Principles of a new media literacy – Dan Gillmor

(This is an HTML reprint of an
essay (PDF) of the same title, recently published as part of the Media Re:public project at the Berkman Center for Internet and Society at Harvard University. I’m posting it here with some links to source material that don’t appear in the PDF version.)

Media are becoming democratized. Digital media tools, increasingly
cheap and ubiquitous, have spawned a massive amount of creation at all
levels, most notably from the ranks of the grassroots in contrast to
traditional, one-to-many publications and broadcasts. The networks that
made this possible have provided vast access to what people have
created — potentially a global audience for anyone’s creation.

Some interesting points here but how about media ownership – and not only traditional media. The corporatisation of the net itself should be a worry and deserve comment/critique. The traditional broadcast/print media and their ownership are wound up in an information society that has developed out of and strengthens (now global) capitalism.

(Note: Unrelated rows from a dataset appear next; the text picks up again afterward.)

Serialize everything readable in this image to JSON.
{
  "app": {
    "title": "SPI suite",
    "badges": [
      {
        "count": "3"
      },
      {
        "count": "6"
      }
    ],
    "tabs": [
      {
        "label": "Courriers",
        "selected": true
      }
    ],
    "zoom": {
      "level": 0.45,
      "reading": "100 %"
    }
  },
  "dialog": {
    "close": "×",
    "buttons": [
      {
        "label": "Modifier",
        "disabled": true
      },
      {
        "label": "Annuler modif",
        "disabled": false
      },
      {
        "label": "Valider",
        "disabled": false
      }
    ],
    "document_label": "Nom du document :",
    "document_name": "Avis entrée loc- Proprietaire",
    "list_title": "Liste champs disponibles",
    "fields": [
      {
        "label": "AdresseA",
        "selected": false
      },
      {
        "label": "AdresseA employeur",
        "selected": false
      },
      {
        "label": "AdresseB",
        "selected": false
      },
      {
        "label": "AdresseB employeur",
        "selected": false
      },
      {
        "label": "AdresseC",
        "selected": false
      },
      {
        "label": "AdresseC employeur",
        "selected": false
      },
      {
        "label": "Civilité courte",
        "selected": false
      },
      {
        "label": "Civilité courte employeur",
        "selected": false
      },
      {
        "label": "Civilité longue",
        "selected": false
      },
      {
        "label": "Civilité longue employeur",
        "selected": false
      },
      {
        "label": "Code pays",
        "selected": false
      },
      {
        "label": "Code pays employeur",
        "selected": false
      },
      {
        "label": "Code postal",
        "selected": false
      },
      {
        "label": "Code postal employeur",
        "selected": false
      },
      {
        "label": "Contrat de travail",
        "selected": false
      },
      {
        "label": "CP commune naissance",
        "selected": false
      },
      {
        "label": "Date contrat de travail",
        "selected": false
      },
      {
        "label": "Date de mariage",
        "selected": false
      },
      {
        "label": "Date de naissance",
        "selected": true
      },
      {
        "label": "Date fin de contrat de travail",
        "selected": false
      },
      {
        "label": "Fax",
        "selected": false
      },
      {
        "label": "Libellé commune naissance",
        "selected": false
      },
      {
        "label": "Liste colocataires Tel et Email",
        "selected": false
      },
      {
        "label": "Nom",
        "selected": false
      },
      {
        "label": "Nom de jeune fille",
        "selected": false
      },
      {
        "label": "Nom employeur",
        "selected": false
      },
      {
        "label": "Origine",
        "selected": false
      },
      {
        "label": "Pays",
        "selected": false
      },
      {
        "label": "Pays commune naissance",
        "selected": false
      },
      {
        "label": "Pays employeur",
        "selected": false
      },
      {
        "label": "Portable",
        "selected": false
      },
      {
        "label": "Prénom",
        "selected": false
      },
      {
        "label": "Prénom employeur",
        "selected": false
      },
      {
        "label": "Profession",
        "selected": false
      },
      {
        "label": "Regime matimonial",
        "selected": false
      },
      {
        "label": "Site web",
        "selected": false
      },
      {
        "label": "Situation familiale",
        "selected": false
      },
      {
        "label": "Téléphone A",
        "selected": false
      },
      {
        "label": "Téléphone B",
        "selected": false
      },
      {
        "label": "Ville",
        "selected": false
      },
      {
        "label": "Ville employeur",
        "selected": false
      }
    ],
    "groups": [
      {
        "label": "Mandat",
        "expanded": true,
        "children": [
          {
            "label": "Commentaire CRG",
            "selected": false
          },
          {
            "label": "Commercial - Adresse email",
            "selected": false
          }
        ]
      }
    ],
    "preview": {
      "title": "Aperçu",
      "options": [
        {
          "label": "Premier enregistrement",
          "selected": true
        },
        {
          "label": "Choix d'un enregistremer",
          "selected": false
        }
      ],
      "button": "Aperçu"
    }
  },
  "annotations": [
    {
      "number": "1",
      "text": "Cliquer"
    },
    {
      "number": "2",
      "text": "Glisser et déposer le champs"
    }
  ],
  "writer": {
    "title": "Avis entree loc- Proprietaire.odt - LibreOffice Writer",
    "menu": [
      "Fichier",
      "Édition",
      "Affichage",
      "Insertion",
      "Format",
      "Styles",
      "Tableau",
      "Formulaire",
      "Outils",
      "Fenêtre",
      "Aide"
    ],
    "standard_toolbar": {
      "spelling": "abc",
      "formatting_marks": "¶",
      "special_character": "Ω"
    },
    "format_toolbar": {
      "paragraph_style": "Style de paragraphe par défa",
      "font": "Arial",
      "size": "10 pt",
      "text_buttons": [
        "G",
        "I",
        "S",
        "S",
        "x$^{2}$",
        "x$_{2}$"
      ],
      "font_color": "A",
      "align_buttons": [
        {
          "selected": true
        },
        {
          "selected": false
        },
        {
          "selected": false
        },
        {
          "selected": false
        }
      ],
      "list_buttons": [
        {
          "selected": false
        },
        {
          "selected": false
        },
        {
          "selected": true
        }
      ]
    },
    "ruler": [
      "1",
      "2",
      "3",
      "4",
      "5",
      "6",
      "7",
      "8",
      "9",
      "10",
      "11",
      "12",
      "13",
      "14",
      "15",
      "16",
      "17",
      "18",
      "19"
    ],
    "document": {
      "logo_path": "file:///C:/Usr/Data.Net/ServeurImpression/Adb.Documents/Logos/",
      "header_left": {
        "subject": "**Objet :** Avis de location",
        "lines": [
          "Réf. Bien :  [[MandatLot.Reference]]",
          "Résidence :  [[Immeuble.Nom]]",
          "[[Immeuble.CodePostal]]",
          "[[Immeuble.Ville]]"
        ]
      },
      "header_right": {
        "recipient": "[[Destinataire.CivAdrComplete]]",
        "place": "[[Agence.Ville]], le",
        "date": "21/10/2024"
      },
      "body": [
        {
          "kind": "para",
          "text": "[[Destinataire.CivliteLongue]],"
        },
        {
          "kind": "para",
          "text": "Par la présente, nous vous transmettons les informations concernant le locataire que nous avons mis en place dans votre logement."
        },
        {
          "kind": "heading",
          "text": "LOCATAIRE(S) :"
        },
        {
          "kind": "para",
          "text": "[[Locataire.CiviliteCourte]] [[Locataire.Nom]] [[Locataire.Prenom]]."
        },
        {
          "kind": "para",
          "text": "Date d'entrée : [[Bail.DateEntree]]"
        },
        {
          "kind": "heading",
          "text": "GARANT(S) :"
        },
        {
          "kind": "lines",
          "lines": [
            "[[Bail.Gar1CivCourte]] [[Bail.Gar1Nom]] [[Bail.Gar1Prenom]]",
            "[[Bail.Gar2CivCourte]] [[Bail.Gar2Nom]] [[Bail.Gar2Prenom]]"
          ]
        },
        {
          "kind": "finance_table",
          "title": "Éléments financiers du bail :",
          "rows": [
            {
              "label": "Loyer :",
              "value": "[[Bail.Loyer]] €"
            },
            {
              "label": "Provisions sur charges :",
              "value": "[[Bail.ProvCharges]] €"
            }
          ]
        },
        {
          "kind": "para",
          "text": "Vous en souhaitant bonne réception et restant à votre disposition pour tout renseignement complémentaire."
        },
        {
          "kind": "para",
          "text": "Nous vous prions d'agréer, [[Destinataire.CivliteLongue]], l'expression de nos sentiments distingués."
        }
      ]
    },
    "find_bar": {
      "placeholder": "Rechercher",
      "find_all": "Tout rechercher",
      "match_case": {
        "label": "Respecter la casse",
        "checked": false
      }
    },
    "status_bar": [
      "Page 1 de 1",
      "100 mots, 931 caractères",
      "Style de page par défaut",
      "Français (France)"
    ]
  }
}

Tools of content creation have not significantly changed that nor has critique made great strides since the introduction of such tools. Gillmor makes the point obliquely in his last paragraph:

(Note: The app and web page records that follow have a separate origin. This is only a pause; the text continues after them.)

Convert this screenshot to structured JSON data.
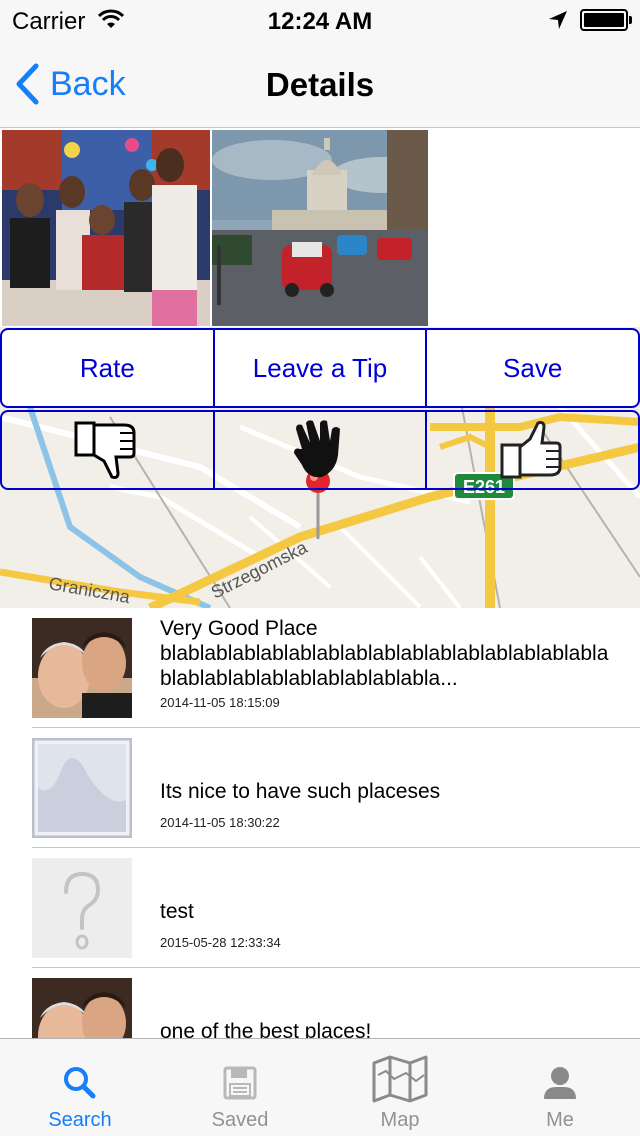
{
  "status": {
    "carrier": "Carrier",
    "time": "12:24 AM"
  },
  "nav": {
    "back_label": "Back",
    "title": "Details"
  },
  "actions": {
    "rate": "Rate",
    "tip": "Leave a Tip",
    "save": "Save"
  },
  "map": {
    "street1": "Graniczna",
    "street2": "Strzegomska",
    "road_sign": "E261"
  },
  "reviews": [
    {
      "title": "Very Good Place",
      "comment": "blablablablablablablablablablablablablablablablablablablablablablablablablabla...",
      "date": "2014-11-05 18:15:09",
      "avatar": "two-men-photo"
    },
    {
      "title": "Its nice to have such placeses",
      "date": "2014-11-05 18:30:22",
      "avatar": "image-placeholder-icon"
    },
    {
      "title": "test",
      "date": "2015-05-28 12:33:34",
      "avatar": "question-mark-icon"
    },
    {
      "title": "one of the best places!",
      "date": "",
      "avatar": "two-men-photo"
    }
  ],
  "tabs": [
    {
      "label": "Search",
      "icon": "search-icon",
      "active": true
    },
    {
      "label": "Saved",
      "icon": "floppy-disk-icon",
      "active": false
    },
    {
      "label": "Map",
      "icon": "map-icon",
      "active": false
    },
    {
      "label": "Me",
      "icon": "person-icon",
      "active": false
    }
  ],
  "colors": {
    "accent": "#157efb",
    "button_border": "#0000cc",
    "tab_inactive": "#929292"
  }
}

We are doing a poor job of ensuring that consumers and producers of
media in a digital age are equipped for these tasks. This is a job for
parents and schools. (Of course, a teacher who teaches critical
thinking in much of the United States risks being attacked as a
dangerous radical.
) Do they have the resources — including time — that
they need?

Surely the attack on the teacher for being radical is a product of the media ecology that creates such an attack … If the mainstream shuns critical thinking in favour of propaganda what hope for the teacher?